### THE RECORDS
-- -- --

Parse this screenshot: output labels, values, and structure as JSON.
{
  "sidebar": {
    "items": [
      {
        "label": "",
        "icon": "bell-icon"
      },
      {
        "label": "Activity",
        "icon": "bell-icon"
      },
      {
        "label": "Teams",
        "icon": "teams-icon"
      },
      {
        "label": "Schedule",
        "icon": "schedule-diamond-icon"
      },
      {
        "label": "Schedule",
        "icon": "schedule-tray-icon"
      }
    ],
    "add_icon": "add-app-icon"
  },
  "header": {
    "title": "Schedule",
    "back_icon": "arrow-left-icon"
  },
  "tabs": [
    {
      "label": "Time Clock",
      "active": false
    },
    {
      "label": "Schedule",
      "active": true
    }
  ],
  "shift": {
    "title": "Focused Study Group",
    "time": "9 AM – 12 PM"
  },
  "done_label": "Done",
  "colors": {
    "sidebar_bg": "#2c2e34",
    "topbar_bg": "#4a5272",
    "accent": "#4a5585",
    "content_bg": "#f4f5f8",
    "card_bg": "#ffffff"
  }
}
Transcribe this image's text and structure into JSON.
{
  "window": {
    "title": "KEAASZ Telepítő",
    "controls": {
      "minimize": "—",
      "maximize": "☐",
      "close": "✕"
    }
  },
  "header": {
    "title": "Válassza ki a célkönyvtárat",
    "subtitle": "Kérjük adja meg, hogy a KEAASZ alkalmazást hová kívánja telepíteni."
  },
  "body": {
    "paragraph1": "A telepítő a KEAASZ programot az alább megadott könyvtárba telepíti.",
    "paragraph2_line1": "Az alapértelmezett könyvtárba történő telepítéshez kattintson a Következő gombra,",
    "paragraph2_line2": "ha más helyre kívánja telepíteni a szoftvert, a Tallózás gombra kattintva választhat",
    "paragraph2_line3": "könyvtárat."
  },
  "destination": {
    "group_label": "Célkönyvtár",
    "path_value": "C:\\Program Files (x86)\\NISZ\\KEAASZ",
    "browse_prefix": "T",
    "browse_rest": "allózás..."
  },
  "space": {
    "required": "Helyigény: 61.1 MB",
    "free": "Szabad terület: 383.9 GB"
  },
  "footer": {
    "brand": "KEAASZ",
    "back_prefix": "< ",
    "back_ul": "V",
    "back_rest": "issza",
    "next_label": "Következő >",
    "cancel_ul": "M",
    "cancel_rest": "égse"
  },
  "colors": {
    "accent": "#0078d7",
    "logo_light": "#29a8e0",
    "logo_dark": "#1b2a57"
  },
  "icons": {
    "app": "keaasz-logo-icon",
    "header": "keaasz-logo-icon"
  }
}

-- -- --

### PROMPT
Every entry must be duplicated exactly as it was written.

### RESPONSE AREA
Parse this screenshot: output labels, values, and structure as JSON.
{
  "sidebar": {
    "items": [
      {
        "label": "",
        "icon": "bell-icon"
      },
      {
        "label": "Activity",
        "icon": "bell-icon"
      },
      {
        "label": "Teams",
        "icon": "teams-icon"
      },
      {
        "label": "Schedule",
        "icon": "schedule-diamond-icon"
      },
      {
        "label": "Schedule",
        "icon": "schedule-tray-icon"
      }
    ],
    "add_icon": "add-app-icon"
  },
  "header": {
    "title": "Schedule",
    "back_icon": "arrow-left-icon"
  },
  "tabs": [
    {
      "label": "Time Clock",
      "active": false
    },
    {
      "label": "Schedule",
      "active": true
    }
  ],
  "shift": {
    "title": "Focused Study Group",
    "time": "9 AM – 12 PM"
  },
  "done_label": "Done",
  "colors": {
    "sidebar_bg": "#2c2e34",
    "topbar_bg": "#4a5272",
    "accent": "#4a5585",
    "content_bg": "#f4f5f8",
    "card_bg": "#ffffff"
  }
}
Transcribe this image's text and structure into JSON.
{
  "window": {
    "title": "KEAASZ Telepítő",
    "controls": {
      "minimize": "—",
      "maximize": "☐",
      "close": "✕"
    }
  },
  "header": {
    "title": "Válassza ki a célkönyvtárat",
    "subtitle": "Kérjük adja meg, hogy a KEAASZ alkalmazást hová kívánja telepíteni."
  },
  "body": {
    "paragraph1": "A telepítő a KEAASZ programot az alább megadott könyvtárba telepíti.",
    "paragraph2_line1": "Az alapértelmezett könyvtárba történő telepítéshez kattintson a Következő gombra,",
    "paragraph2_line2": "ha más helyre kívánja telepíteni a szoftvert, a Tallózás gombra kattintva választhat",
    "paragraph2_line3": "könyvtárat."
  },
  "destination": {
    "group_label": "Célkönyvtár",
    "path_value": "C:\\Program Files (x86)\\NISZ\\KEAASZ",
    "browse_prefix": "T",
    "browse_rest": "allózás..."
  },
  "space": {
    "required": "Helyigény: 61.1 MB",
    "free": "Szabad terület: 383.9 GB"
  },
  "footer": {
    "brand": "KEAASZ",
    "back_prefix": "< ",
    "back_ul": "V",
    "back_rest": "issza",
    "next_label": "Következő >",
    "cancel_ul": "M",
    "cancel_rest": "égse"
  },
  "colors": {
    "accent": "#0078d7",
    "logo_light": "#29a8e0",
    "logo_dark": "#1b2a57"
  },
  "icons": {
    "app": "keaasz-logo-icon",
    "header": "keaasz-logo-icon"
  }
}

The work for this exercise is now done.